[PROBLEM TO WORK ON]: Please filter the listing below and copy out the lines that hold "JSON".
[Start of section]
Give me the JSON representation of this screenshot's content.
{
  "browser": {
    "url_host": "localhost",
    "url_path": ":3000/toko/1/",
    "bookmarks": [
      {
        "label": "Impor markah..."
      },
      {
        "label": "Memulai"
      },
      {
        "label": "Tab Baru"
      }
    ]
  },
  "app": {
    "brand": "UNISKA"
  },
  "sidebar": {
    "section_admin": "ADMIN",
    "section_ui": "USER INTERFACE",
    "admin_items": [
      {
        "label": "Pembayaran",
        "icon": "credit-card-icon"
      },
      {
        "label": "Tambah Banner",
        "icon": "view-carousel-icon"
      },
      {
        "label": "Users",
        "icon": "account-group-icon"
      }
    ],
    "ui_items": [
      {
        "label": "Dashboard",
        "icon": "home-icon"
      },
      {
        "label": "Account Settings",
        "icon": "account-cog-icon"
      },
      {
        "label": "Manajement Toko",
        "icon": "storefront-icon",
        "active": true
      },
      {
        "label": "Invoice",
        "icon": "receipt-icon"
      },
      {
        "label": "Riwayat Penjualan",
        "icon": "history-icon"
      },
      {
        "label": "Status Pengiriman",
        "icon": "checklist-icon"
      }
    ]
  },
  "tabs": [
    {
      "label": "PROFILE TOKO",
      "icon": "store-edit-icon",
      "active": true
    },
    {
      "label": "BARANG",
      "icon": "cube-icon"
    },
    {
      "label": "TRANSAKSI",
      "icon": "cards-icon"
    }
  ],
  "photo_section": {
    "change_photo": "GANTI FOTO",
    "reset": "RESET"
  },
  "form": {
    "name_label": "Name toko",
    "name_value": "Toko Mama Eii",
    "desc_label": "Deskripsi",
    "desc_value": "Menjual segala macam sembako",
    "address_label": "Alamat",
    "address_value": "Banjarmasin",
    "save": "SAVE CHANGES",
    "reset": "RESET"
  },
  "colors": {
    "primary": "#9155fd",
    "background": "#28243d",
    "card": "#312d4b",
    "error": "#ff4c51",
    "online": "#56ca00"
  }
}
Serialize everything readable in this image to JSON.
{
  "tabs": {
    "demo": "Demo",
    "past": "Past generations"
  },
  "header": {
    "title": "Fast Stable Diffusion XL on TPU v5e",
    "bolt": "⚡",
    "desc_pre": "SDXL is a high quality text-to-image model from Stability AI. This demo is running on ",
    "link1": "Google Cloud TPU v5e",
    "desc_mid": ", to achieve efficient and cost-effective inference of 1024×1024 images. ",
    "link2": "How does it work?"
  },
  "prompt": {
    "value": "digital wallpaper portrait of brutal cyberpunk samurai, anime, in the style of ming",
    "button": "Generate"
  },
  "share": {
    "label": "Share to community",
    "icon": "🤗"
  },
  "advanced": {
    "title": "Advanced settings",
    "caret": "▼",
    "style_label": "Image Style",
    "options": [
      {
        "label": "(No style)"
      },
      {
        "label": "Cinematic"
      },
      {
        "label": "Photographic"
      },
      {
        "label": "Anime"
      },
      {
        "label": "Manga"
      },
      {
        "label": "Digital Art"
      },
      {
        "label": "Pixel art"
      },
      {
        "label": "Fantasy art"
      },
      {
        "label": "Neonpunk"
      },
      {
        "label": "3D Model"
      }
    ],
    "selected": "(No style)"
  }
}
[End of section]
[REPLY TO THE EXERCISE]:
Give me the JSON representation of this screenshot's content.
Serialize everything readable in this image to JSON.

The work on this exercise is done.